┌─ GIVEN DATA
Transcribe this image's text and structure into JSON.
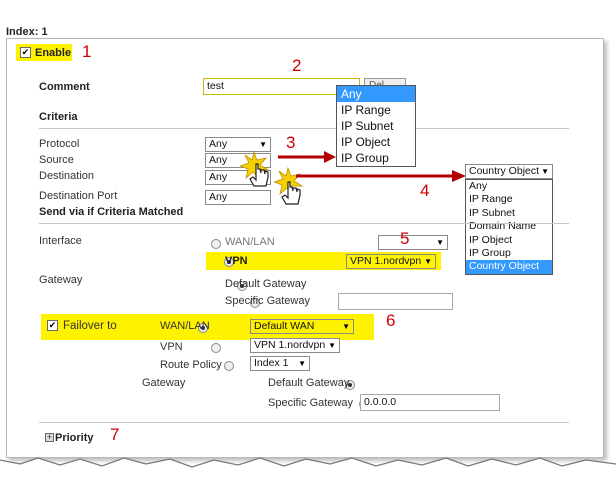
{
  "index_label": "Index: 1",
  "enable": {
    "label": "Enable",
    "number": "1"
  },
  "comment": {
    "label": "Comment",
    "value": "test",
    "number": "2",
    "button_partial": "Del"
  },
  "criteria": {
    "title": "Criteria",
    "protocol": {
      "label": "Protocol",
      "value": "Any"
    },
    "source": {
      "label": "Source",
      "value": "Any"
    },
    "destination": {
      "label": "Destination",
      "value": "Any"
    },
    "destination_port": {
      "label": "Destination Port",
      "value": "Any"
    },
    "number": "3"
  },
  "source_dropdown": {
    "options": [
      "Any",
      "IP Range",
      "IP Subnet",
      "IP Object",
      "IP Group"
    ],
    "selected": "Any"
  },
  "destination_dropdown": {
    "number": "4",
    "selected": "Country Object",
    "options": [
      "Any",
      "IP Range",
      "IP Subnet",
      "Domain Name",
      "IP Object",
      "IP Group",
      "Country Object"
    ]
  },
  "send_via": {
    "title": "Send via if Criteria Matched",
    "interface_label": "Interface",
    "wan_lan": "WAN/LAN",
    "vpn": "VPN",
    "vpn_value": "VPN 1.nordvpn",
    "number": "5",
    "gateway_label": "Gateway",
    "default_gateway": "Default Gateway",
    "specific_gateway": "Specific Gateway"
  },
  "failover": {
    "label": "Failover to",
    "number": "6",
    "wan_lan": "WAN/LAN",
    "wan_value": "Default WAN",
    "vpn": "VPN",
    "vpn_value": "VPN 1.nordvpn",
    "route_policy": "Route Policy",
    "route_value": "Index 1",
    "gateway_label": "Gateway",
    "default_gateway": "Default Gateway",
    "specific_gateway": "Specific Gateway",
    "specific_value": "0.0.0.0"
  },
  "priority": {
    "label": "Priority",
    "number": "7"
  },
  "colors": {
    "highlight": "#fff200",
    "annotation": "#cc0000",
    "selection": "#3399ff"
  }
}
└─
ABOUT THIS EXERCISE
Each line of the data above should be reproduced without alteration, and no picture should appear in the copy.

EXPECTED ANSWER
Transcribe this image's text and structure into JSON.
{
  "index_label": "Index: 1",
  "enable": {
    "label": "Enable",
    "number": "1"
  },
  "comment": {
    "label": "Comment",
    "value": "test",
    "number": "2",
    "button_partial": "Del"
  },
  "criteria": {
    "title": "Criteria",
    "protocol": {
      "label": "Protocol",
      "value": "Any"
    },
    "source": {
      "label": "Source",
      "value": "Any"
    },
    "destination": {
      "label": "Destination",
      "value": "Any"
    },
    "destination_port": {
      "label": "Destination Port",
      "value": "Any"
    },
    "number": "3"
  },
  "source_dropdown": {
    "options": [
      "Any",
      "IP Range",
      "IP Subnet",
      "IP Object",
      "IP Group"
    ],
    "selected": "Any"
  },
  "destination_dropdown": {
    "number": "4",
    "selected": "Country Object",
    "options": [
      "Any",
      "IP Range",
      "IP Subnet",
      "Domain Name",
      "IP Object",
      "IP Group",
      "Country Object"
    ]
  },
  "send_via": {
    "title": "Send via if Criteria Matched",
    "interface_label": "Interface",
    "wan_lan": "WAN/LAN",
    "vpn": "VPN",
    "vpn_value": "VPN 1.nordvpn",
    "number": "5",
    "gateway_label": "Gateway",
    "default_gateway": "Default Gateway",
    "specific_gateway": "Specific Gateway"
  },
  "failover": {
    "label": "Failover to",
    "number": "6",
    "wan_lan": "WAN/LAN",
    "wan_value": "Default WAN",
    "vpn": "VPN",
    "vpn_value": "VPN 1.nordvpn",
    "route_policy": "Route Policy",
    "route_value": "Index 1",
    "gateway_label": "Gateway",
    "default_gateway": "Default Gateway",
    "specific_gateway": "Specific Gateway",
    "specific_value": "0.0.0.0"
  },
  "priority": {
    "label": "Priority",
    "number": "7"
  },
  "colors": {
    "highlight": "#fff200",
    "annotation": "#cc0000",
    "selection": "#3399ff"
  }
}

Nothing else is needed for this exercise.